Rapid population growth in Okeechobee County, Florida will increase future demand for potable water. Much of the ground water within the county is vulnerable to saltwater upconing or recharge water of poor-quality from the land surface. The surficial aquifer system within the county is a major source of domestic and public water supply. This system consists of sand, silt, and shell and has a maximum thickness of about 250 feet. Water in the surficial aquifer system is generally potable except in areas where brackish water has intruded from wells tapping the Floridan aquifer system. The Floridan aquifer system is a sequence of limestone and dolomite that is about 2,500 feet thick. Water in the Floridan aquifer system ranges from marginally potable to brackish. Use of this aquifer system for public water supply is limited because the potable water is not located near population centers. The Floridan aquifer system is used extensively for agricultural irrigation.
Additional publication details
USGS Numbered Series
Ground-water resources of Okeechobee County, Florida
Water-Resources Investigations Report
U.S. Dept. of the Interior, U.S. Geological Survey ;

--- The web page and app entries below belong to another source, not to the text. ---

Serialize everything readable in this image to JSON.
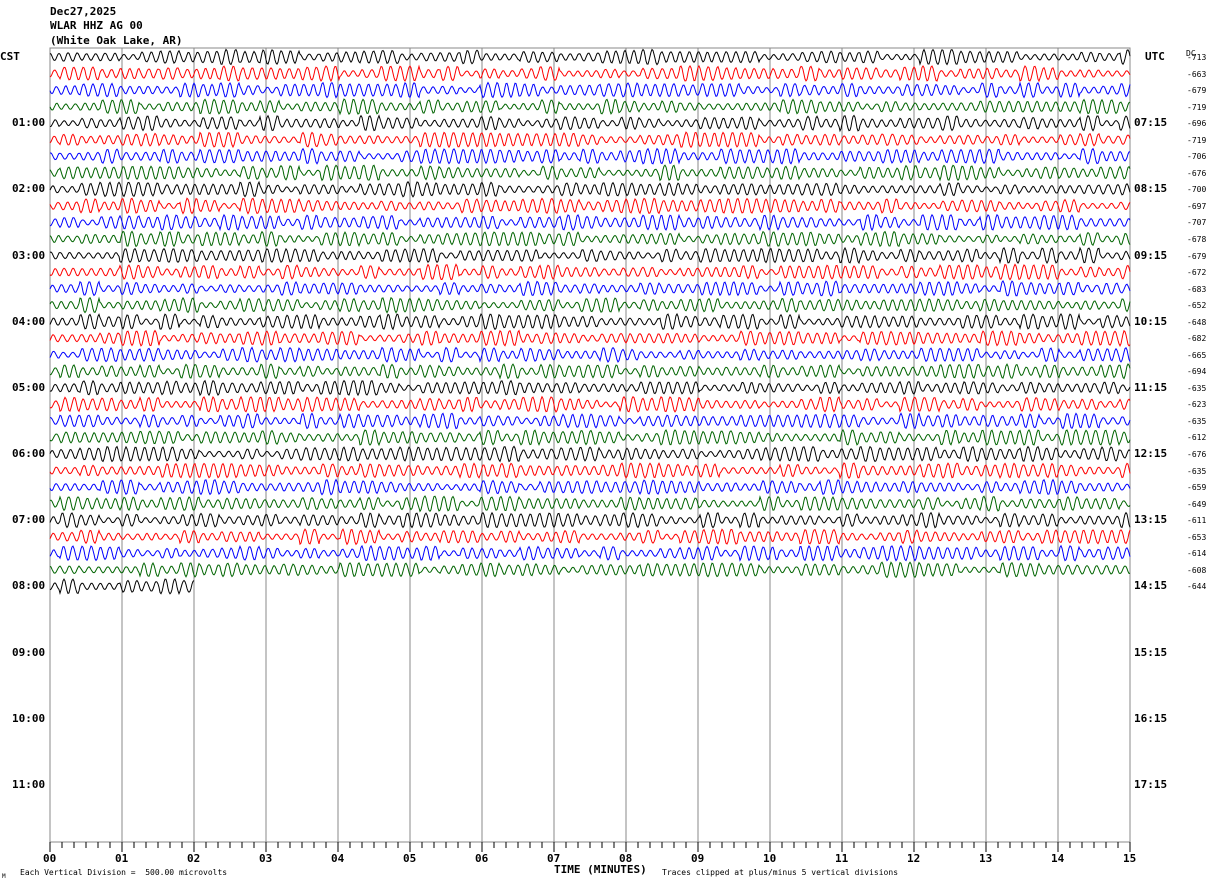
{
  "header": {
    "date": "Dec27,2025",
    "station": "WLAR HHZ AG 00",
    "location": "(White Oak Lake, AR)"
  },
  "left_zone": "CST",
  "right_zone": "UTC",
  "dc_label": "DC",
  "footer": {
    "scale_note": "Each Vertical Division =  500.00 microvolts",
    "xlabel": "TIME (MINUTES)",
    "clip_note": "Traces clipped at plus/minus 5 vertical divisions",
    "corner_mark": "M"
  },
  "chart_data": {
    "type": "line",
    "subtype": "helicorder",
    "xlabel": "TIME (MINUTES)",
    "xlim": [
      0,
      15
    ],
    "x_ticks": [
      "00",
      "01",
      "02",
      "03",
      "04",
      "05",
      "06",
      "07",
      "08",
      "09",
      "10",
      "11",
      "12",
      "13",
      "14",
      "15"
    ],
    "minor_ticks_per_minute": 6,
    "left_hour_labels": [
      "01:00",
      "02:00",
      "03:00",
      "04:00",
      "05:00",
      "06:00",
      "07:00",
      "08:00",
      "09:00",
      "10:00",
      "11:00"
    ],
    "right_hour_labels": [
      "07:15",
      "08:15",
      "09:15",
      "10:15",
      "11:15",
      "12:15",
      "13:15",
      "14:15",
      "15:15",
      "16:15",
      "17:15"
    ],
    "rows_per_hour": 4,
    "total_rows": 48,
    "trace_colors": [
      "#000000",
      "#ff0000",
      "#0000ff",
      "#006400"
    ],
    "dc_offsets": [
      -713,
      -663,
      -679,
      -719,
      -696,
      -719,
      -706,
      -676,
      -700,
      -697,
      -707,
      -678,
      -679,
      -672,
      -683,
      -652,
      -648,
      -682,
      -665,
      -694,
      -635,
      -623,
      -635,
      -612,
      -676,
      -635,
      -659,
      -649,
      -611,
      -653,
      -614,
      -608,
      -644
    ],
    "last_trace_end_minute": 2,
    "grid": true
  }
}
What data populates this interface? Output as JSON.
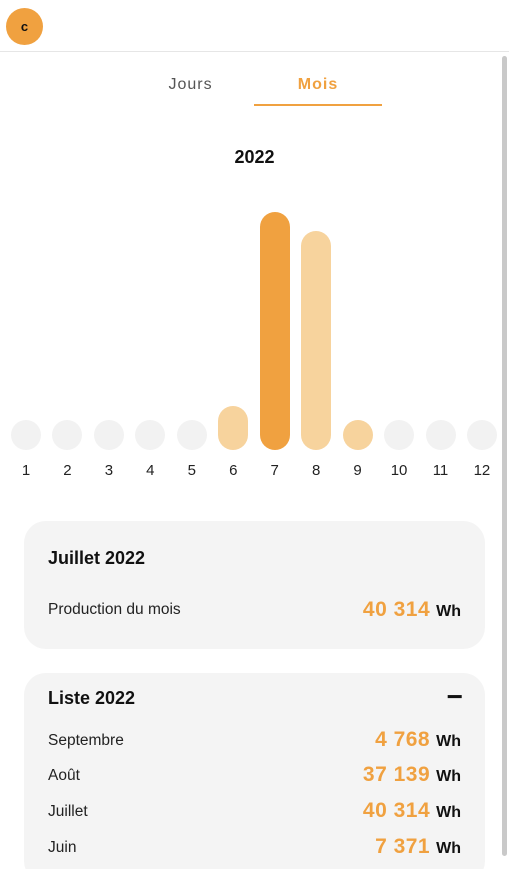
{
  "header": {
    "avatar_initial": "c"
  },
  "tabs": [
    {
      "label": "Jours",
      "active": false
    },
    {
      "label": "Mois",
      "active": true
    }
  ],
  "year": "2022",
  "chart_data": {
    "type": "bar",
    "categories": [
      "1",
      "2",
      "3",
      "4",
      "5",
      "6",
      "7",
      "8",
      "9",
      "10",
      "11",
      "12"
    ],
    "values": [
      0,
      0,
      0,
      0,
      0,
      7371,
      40314,
      37139,
      4768,
      0,
      0,
      0
    ],
    "selected_index": 6,
    "colors": {
      "selected": "#f0a140",
      "normal": "#f7d39d",
      "empty": "#f2f2f2"
    }
  },
  "selected_month": {
    "title": "Juillet 2022",
    "label": "Production du mois",
    "value": "40 314",
    "unit": "Wh"
  },
  "list": {
    "title": "Liste 2022",
    "collapse_icon": "minus-icon",
    "collapse_symbol": "−",
    "items": [
      {
        "month": "Septembre",
        "value": "4 768",
        "unit": "Wh"
      },
      {
        "month": "Août",
        "value": "37 139",
        "unit": "Wh"
      },
      {
        "month": "Juillet",
        "value": "40 314",
        "unit": "Wh"
      },
      {
        "month": "Juin",
        "value": "7 371",
        "unit": "Wh"
      }
    ]
  }
}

U.S. Geological Survey, Earth Science Information Center, Open-File Reports Section, [distributor],